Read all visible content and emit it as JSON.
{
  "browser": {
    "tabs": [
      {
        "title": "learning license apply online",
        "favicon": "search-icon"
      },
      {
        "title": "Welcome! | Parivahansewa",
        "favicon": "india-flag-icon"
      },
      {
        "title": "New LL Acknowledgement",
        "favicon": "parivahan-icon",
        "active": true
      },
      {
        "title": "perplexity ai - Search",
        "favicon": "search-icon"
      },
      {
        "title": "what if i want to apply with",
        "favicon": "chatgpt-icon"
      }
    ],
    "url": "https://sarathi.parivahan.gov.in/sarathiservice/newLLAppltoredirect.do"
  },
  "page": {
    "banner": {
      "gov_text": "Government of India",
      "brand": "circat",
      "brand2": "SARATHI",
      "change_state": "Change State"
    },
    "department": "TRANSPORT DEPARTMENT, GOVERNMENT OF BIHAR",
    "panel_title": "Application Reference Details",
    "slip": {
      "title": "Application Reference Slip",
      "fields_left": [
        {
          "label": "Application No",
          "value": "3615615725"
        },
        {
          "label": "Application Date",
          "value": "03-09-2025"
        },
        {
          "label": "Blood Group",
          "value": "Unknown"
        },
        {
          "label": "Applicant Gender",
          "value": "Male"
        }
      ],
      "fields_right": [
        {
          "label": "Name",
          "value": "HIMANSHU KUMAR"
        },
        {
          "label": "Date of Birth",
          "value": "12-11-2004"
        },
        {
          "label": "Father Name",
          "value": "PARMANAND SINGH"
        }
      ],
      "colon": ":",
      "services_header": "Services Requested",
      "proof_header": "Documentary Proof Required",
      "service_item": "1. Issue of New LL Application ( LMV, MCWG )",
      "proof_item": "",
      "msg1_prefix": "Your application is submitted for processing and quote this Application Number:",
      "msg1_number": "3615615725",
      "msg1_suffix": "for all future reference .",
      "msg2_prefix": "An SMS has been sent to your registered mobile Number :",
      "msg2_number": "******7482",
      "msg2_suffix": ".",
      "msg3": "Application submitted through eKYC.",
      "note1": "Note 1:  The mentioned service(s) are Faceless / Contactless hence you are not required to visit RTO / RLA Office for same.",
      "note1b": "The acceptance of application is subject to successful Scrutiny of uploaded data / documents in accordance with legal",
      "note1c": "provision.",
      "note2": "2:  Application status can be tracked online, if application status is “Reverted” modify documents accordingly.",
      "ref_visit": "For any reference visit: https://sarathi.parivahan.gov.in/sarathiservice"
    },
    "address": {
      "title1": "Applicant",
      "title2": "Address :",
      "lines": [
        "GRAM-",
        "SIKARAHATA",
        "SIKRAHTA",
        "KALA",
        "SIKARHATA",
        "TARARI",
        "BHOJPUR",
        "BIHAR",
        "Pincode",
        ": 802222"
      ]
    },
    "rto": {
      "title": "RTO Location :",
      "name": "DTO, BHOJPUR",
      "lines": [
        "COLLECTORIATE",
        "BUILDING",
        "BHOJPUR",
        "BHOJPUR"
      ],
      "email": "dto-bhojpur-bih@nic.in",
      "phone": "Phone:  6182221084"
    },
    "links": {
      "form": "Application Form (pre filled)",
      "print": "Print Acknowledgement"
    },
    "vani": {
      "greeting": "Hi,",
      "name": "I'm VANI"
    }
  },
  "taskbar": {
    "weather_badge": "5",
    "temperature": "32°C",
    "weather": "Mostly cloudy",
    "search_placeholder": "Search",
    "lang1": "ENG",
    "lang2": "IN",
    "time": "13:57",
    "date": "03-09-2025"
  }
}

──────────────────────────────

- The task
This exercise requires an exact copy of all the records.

- Solution to this task
Read all visible content and emit it as JSON.
{
  "browser": {
    "tabs": [
      {
        "title": "learning license apply online",
        "favicon": "search-icon"
      },
      {
        "title": "Welcome! | Parivahansewa",
        "favicon": "india-flag-icon"
      },
      {
        "title": "New LL Acknowledgement",
        "favicon": "parivahan-icon",
        "active": true
      },
      {
        "title": "perplexity ai - Search",
        "favicon": "search-icon"
      },
      {
        "title": "what if i want to apply with",
        "favicon": "chatgpt-icon"
      }
    ],
    "url": "https://sarathi.parivahan.gov.in/sarathiservice/newLLAppltoredirect.do"
  },
  "page": {
    "banner": {
      "gov_text": "Government of India",
      "brand": "circat",
      "brand2": "SARATHI",
      "change_state": "Change State"
    },
    "department": "TRANSPORT DEPARTMENT, GOVERNMENT OF BIHAR",
    "panel_title": "Application Reference Details",
    "slip": {
      "title": "Application Reference Slip",
      "fields_left": [
        {
          "label": "Application No",
          "value": "3615615725"
        },
        {
          "label": "Application Date",
          "value": "03-09-2025"
        },
        {
          "label": "Blood Group",
          "value": "Unknown"
        },
        {
          "label": "Applicant Gender",
          "value": "Male"
        }
      ],
      "fields_right": [
        {
          "label": "Name",
          "value": "HIMANSHU KUMAR"
        },
        {
          "label": "Date of Birth",
          "value": "12-11-2004"
        },
        {
          "label": "Father Name",
          "value": "PARMANAND SINGH"
        }
      ],
      "colon": ":",
      "services_header": "Services Requested",
      "proof_header": "Documentary Proof Required",
      "service_item": "1. Issue of New LL Application ( LMV, MCWG )",
      "proof_item": "",
      "msg1_prefix": "Your application is submitted for processing and quote this Application Number:",
      "msg1_number": "3615615725",
      "msg1_suffix": "for all future reference .",
      "msg2_prefix": "An SMS has been sent to your registered mobile Number :",
      "msg2_number": "******7482",
      "msg2_suffix": ".",
      "msg3": "Application submitted through eKYC.",
      "note1": "Note 1:  The mentioned service(s) are Faceless / Contactless hence you are not required to visit RTO / RLA Office for same.",
      "note1b": "The acceptance of application is subject to successful Scrutiny of uploaded data / documents in accordance with legal",
      "note1c": "provision.",
      "note2": "2:  Application status can be tracked online, if application status is “Reverted” modify documents accordingly.",
      "ref_visit": "For any reference visit: https://sarathi.parivahan.gov.in/sarathiservice"
    },
    "address": {
      "title1": "Applicant",
      "title2": "Address :",
      "lines": [
        "GRAM-",
        "SIKARAHATA",
        "SIKRAHTA",
        "KALA",
        "SIKARHATA",
        "TARARI",
        "BHOJPUR",
        "BIHAR",
        "Pincode",
        ": 802222"
      ]
    },
    "rto": {
      "title": "RTO Location :",
      "name": "DTO, BHOJPUR",
      "lines": [
        "COLLECTORIATE",
        "BUILDING",
        "BHOJPUR",
        "BHOJPUR"
      ],
      "email": "dto-bhojpur-bih@nic.in",
      "phone": "Phone:  6182221084"
    },
    "links": {
      "form": "Application Form (pre filled)",
      "print": "Print Acknowledgement"
    },
    "vani": {
      "greeting": "Hi,",
      "name": "I'm VANI"
    }
  },
  "taskbar": {
    "weather_badge": "5",
    "temperature": "32°C",
    "weather": "Mostly cloudy",
    "search_placeholder": "Search",
    "lang1": "ENG",
    "lang2": "IN",
    "time": "13:57",
    "date": "03-09-2025"
  }
}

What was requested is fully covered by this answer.